  • Department of Health (2010b) Putting People First: Planning Together – peer support and self-directed support. London: Department of Health.
  • Department of Health (1999) The National Service Framework for Mental Health. London: Department of Health.
  • Department of Health (2009b) New Horizons: a shared vision for mental health. London: Department of Health.
  • Department of Health (2009a) Achieving World Class Productivity in the NHS 2009/10 – 2013/14: Detailing the Size of the Opportunity. London: Department of Health.
  • Duffield, A. & Rendell, N. (2009) Working Together; An Evaluation of the introduction of User-Run Peer Support Sessions and development of Person Centred Planning and Bridge Building Support in Bromley Mind. London: Bromley Mind.
  • Faulkner, A. & Layzell, S. (2000) Strategies for Living – A report of user-led research into people’s strategies for living with mental distress. London: Mental Health Foundation.
  • Faulkner, A. & Basset, T (2010) A Helping Hand: Consultations with Service Users about Peer Support. London: Together/University of Nottingham/NSUN.
  • Forchuk, C., Martin, M. L., Chan, Y. C. L., Jensen, E. (2005) Therapeutic Relationships: from psychiatric hospital to community. Journal of Psychiatric and Mental Health Nursing. Vol 12, 556-564.
  • Jackson, C. (2010) Critical Friends, Openmind 161, January/February, 14-15.
  • Knowledge Institute (2009) Characteristics of Good Peer Support. Wellington (NZ): Wellink Trust.
  • Lawn, S., Smith, A, Hunter, K. (2008) Mental health peer support for hospital avoidance and early discharge: an Australian example of consumer driven and operated service. Journal of Mental Health,17(5), 498-508.
  • Lindow, V. (1994) Self Help Alternatives to Mental Health Services. London: Mind Publications.
  • Malpas, G. & Weekes, J. (2001) An Investigation into Drop-ins. London: Mental Health Foundation.
  • McLean, J., Biggs, H., Whitehead, I., Pratt, R., Maxwell, M. (2009) Evaluation of the Delivering for Mental Health Peer Support Worker Pilot Scheme.
  • Mead, S Hilton, D., Curtis, L. (2001) Peer Support: A theoretical perspective, Psychiatric Rehabilitation Journal, 25, 2, 134 -141.
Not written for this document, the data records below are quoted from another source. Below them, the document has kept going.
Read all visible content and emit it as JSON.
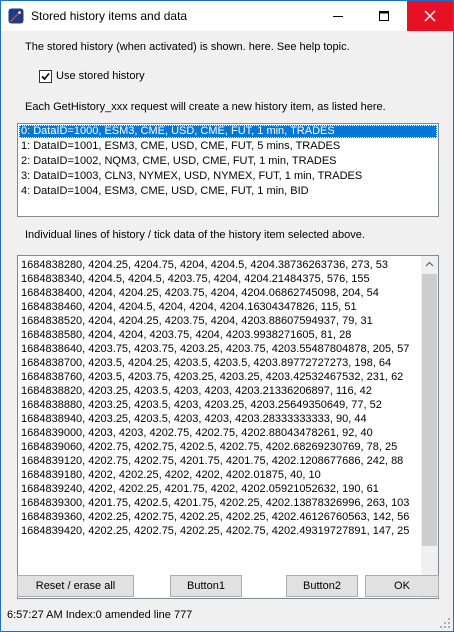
{
  "window": {
    "title": "Stored history items and data"
  },
  "header": {
    "info_text": "The stored history (when activated) is shown. here.  See help topic.",
    "use_stored_history_label": "Use stored history",
    "use_stored_history_checked": true,
    "request_info_text": "Each GetHistory_xxx  request will create a new history item, as listed here."
  },
  "history_items": [
    "0: DataID=1000, ESM3, CME, USD, CME, FUT, 1 min, TRADES",
    "1: DataID=1001, ESM3, CME, USD, CME, FUT, 5 mins, TRADES",
    "2: DataID=1002, NQM3, CME, USD, CME, FUT, 1 min, TRADES",
    "3: DataID=1003, CLN3, NYMEX, USD, NYMEX, FUT, 1 min, TRADES",
    "4: DataID=1004, ESM3, CME, USD, CME, FUT, 1 min, BID"
  ],
  "selected_index": 0,
  "lines_label": "Individual lines of history / tick data of the history item selected above.",
  "data_lines": [
    "1684838280, 4204.25, 4204.75, 4204, 4204.5, 4204.38736263736, 273, 53",
    "1684838340, 4204.5, 4204.5, 4203.75, 4204, 4204.21484375, 576, 155",
    "1684838400, 4204, 4204.25, 4203.75, 4204, 4204.06862745098, 204, 54",
    "1684838460, 4204, 4204.5, 4204, 4204, 4204.16304347826, 115, 51",
    "1684838520, 4204, 4204.25, 4203.75, 4204, 4203.88607594937, 79, 31",
    "1684838580, 4204, 4204, 4203.75, 4204, 4203.9938271605, 81, 28",
    "1684838640, 4203.75, 4203.75, 4203.25, 4203.75, 4203.55487804878, 205, 57",
    "1684838700, 4203.5, 4204.25, 4203.5, 4203.5, 4203.89772727273, 198, 64",
    "1684838760, 4203.5, 4203.75, 4203.25, 4203.25, 4203.42532467532, 231, 62",
    "1684838820, 4203.25, 4203.5, 4203, 4203, 4203.21336206897, 116, 42",
    "1684838880, 4203.25, 4203.5, 4203, 4203.25, 4203.25649350649, 77, 52",
    "1684838940, 4203.25, 4203.5, 4203, 4203, 4203.28333333333, 90, 44",
    "1684839000, 4203, 4203, 4202.75, 4202.75, 4202.88043478261, 92, 40",
    "1684839060, 4202.75, 4202.75, 4202.5, 4202.75, 4202.68269230769, 78, 25",
    "1684839120, 4202.75, 4202.75, 4201.75, 4201.75, 4202.1208677686, 242, 88",
    "1684839180, 4202, 4202.25, 4202, 4202, 4202.01875, 40, 10",
    "1684839240, 4202, 4202.25, 4201.75, 4202, 4202.05921052632, 190, 61",
    "1684839300, 4201.75, 4202.5, 4201.75, 4202.25, 4202.13878326996, 263, 103",
    "1684839360, 4202.25, 4202.75, 4202.25, 4202.25, 4202.46126760563, 142, 56",
    "1684839420, 4202.25, 4202.75, 4202.25, 4202.75, 4202.49319727891, 147, 25"
  ],
  "buttons": {
    "reset": "Reset / erase all",
    "button1": "Button1",
    "button2": "Button2",
    "ok": "OK"
  },
  "status": {
    "text": "6:57:27 AM Index:0 amended line 777"
  },
  "colors": {
    "selection": "#0078d7",
    "close_button": "#e81123",
    "window_border": "#1c6fc4"
  }
}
  • Min, S., Whitecraft, J., Rothband, A. B., Salzer, M. S. (2007). Peer Support for Persons with Co-Occurring Disorders and Community Tenure: A Survival Analysis. Psychiatric Rehabilitation Journal. Vol 30, 3, 207-213.
  • Munn-Giddings, C., Boyce, M., Smith, L., Campbell, S. (2009) The Innovative Role of User-Led Organisations. – A Life in The Day, Vol 13,2, 14-20.
  • Repper, J. & Perkins, R. (2003) Social Inclusion and Recovery: A Model for Mental Health Practice. London: Balliere Tindall.
  • Wallcraft, J., Read, J., Sweeney, A. (2003) On Our Own Terms – Users and survivors of mental health services working together for support and change. London: Sainsbury Centre or Mental Health.